CIA Director William Burns told Congress last month that when he met with Zelenskyy in Kiev in January, "We shared with him intelligence we had at the time about some of the most graphic and concerning details of Russian planning about Kyiv as well and we've continued to do that every day since then."
White House press secretary Jen Psaki said last month that the U.S. has shared "a significant amount of detailed timely intelligence on Russia's plans and activities with the Ukrainian government to help Ukrainians defend themselves," adding that the material "includes information that should help them inform and develop their military response to Russia's invasion, that's what's happening — or has been happening."
The U.S. military and the CIA began seeking to deepen their relationships with Ukrainian counterparts after Russia seized Crimea in 2014. The CIA first helped Ukrainian services root out Russian spies, the former senior official said, and then provided training and guidance. The U.S. military also trained Ukrainian soldiers.
"There has been a very robust relationship between U.S. intel agencies and the Ukrainians for the last eight years," the official said, adding that by the time Russia invaded two months ago, the U.S. trusted Ukraine enough to provide details of Russian troops' deployment, attack routes and real-time targeting information.

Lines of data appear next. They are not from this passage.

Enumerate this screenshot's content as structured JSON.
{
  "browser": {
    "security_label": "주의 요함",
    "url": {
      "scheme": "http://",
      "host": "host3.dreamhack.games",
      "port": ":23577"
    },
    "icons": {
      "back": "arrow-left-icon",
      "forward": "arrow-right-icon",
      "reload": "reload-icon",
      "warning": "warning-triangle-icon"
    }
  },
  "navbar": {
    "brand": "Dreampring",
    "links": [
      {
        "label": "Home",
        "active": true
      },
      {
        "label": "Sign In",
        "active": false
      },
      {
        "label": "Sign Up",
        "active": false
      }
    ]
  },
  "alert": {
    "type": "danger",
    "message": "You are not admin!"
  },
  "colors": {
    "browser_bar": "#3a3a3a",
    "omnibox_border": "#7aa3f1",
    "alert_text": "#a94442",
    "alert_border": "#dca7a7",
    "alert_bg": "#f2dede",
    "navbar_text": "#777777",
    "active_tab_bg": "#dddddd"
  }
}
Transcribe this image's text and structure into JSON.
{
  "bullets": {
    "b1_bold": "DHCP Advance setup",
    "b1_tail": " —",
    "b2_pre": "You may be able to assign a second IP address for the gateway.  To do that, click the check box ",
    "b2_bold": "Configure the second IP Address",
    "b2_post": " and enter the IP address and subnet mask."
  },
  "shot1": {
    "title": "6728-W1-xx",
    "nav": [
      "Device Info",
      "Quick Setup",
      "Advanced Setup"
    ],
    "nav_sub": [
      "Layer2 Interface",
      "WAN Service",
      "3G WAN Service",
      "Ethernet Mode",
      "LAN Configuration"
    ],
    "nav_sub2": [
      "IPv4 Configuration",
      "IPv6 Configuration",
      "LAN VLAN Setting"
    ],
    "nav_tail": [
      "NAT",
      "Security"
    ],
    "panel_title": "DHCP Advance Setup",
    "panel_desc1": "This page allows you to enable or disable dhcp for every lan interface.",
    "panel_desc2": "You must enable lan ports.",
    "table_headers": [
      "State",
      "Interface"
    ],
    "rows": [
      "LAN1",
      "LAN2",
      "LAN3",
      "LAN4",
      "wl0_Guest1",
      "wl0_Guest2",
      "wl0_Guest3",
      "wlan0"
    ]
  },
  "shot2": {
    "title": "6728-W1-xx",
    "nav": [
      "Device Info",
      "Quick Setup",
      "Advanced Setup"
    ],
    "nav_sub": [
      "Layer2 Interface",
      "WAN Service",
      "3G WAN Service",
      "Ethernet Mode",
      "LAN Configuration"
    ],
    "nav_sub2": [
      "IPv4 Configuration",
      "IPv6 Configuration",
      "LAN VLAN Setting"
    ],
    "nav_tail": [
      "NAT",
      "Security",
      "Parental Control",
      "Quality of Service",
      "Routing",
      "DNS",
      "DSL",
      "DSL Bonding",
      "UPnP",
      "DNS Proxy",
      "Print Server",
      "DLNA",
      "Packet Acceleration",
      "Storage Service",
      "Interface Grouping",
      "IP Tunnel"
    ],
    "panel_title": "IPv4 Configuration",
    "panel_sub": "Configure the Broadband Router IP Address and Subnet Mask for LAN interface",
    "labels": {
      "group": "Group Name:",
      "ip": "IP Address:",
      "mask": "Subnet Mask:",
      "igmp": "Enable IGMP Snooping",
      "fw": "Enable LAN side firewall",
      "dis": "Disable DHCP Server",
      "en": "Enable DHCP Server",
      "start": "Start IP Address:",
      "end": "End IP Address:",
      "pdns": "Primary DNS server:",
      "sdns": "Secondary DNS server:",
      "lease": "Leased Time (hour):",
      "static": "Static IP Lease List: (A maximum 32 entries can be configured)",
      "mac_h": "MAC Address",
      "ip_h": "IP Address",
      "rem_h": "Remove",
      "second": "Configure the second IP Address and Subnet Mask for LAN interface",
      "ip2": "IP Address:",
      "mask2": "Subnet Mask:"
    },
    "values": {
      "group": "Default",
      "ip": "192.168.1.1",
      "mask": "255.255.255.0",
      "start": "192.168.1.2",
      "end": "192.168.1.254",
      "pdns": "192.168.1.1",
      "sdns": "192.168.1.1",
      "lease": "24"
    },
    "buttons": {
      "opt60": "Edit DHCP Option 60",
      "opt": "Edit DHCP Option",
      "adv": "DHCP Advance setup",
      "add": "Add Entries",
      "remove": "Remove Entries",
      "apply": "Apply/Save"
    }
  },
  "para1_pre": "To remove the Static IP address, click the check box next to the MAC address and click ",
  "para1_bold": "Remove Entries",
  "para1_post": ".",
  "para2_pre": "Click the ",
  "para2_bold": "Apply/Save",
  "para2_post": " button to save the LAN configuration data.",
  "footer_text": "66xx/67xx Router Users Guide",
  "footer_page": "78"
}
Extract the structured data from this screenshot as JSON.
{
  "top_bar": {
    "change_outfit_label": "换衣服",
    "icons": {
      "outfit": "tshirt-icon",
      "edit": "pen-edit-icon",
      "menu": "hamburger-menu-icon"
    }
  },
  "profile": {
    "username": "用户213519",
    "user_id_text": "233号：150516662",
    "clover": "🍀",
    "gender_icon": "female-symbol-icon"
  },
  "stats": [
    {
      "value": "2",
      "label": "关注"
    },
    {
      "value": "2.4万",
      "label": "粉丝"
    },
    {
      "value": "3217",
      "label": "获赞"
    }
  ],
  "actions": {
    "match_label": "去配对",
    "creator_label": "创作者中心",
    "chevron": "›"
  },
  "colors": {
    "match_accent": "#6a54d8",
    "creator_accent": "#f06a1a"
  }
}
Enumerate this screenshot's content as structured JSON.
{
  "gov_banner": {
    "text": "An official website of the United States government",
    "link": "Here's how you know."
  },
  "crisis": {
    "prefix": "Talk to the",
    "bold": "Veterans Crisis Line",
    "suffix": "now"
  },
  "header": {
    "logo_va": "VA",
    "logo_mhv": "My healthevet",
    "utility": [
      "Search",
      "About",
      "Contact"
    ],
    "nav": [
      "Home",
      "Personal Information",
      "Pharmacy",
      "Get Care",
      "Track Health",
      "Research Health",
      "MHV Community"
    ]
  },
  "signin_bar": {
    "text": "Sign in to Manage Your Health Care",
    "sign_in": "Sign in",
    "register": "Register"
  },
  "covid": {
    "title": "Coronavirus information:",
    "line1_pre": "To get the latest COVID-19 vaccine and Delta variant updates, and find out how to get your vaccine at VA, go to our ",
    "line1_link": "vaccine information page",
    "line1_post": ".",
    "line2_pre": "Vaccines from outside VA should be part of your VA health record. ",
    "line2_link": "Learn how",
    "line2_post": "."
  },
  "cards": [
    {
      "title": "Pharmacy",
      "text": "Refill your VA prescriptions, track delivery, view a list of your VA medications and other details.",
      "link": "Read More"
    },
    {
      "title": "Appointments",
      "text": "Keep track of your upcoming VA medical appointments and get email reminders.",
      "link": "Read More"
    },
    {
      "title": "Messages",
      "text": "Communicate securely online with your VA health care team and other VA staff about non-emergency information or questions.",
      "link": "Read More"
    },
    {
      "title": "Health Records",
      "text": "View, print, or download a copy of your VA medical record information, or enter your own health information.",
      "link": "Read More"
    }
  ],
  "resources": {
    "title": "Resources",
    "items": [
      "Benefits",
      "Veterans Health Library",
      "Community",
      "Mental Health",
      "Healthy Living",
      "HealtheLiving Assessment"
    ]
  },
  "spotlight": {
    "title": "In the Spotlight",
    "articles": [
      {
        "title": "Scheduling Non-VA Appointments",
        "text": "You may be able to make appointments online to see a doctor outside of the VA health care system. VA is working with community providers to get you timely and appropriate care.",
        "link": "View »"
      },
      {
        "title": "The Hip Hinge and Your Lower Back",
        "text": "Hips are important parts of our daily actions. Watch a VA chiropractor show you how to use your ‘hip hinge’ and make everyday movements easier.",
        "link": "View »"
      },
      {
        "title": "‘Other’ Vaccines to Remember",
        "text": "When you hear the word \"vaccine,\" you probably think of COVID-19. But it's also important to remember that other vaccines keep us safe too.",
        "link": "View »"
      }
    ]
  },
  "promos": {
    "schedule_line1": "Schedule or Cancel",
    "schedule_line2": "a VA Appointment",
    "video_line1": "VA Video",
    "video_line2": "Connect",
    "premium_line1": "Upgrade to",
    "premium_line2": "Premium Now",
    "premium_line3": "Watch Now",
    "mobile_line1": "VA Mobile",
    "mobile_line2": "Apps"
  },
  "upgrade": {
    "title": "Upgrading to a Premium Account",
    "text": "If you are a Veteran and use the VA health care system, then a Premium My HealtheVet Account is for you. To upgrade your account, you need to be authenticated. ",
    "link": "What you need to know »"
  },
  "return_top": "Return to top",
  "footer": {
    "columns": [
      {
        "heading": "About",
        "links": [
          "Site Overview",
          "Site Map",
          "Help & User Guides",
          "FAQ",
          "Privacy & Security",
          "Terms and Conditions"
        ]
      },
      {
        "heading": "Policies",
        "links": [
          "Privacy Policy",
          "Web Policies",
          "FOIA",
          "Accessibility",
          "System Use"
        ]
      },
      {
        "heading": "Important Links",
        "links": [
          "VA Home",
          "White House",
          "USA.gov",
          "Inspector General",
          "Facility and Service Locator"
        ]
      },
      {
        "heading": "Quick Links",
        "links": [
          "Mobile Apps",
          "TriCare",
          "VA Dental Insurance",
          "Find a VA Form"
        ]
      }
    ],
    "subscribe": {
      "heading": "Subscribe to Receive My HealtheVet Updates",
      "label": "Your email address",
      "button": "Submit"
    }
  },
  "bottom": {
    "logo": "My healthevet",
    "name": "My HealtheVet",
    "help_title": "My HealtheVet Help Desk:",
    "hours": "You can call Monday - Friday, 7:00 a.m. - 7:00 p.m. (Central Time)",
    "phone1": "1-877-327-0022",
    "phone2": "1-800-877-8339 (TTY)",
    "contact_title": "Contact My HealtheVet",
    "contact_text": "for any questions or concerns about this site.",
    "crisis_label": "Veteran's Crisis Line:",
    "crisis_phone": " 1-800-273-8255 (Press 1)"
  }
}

"The foreknowledge we had of Russian plans and intentions shows that our intelligence was very solid on the overall situation," said John McLaughlin, a former acting CIA director who now teaches at the Johns Hopkins School of Advanced International Studies. "So just logically, if we so earnestly want them to win as we have publicly said, it only follows that we'd be giving them the results of intelligence. It would be along the lines of, 'Here's what we know — it doesn't matter how we know it.'"
One Western intelligence official noted that it's not only the intelligence that has proven decisive — it's the performance of the Ukrainians in using it. The source said Ukrainians have fought the Russians with agility and courage, and when they have received actionable intelligence, they have moved with astonishing speed.
McLaughlin said the Ukrainians have made clever use of so-called open-source intelligence — commercial satellite imagery and intercepts of Russians talking openly on unencrypted radios.
"The fact that there is so much open source [intelligence] available means that those collecting classified intelligence can focus on the things that are really hard and not publicly available."
As the Ukrainian government sees it, intelligence sharing has improved, a source familiar with the government's view told NBC News. That's as far as he would go.
"It's gotten better," he said.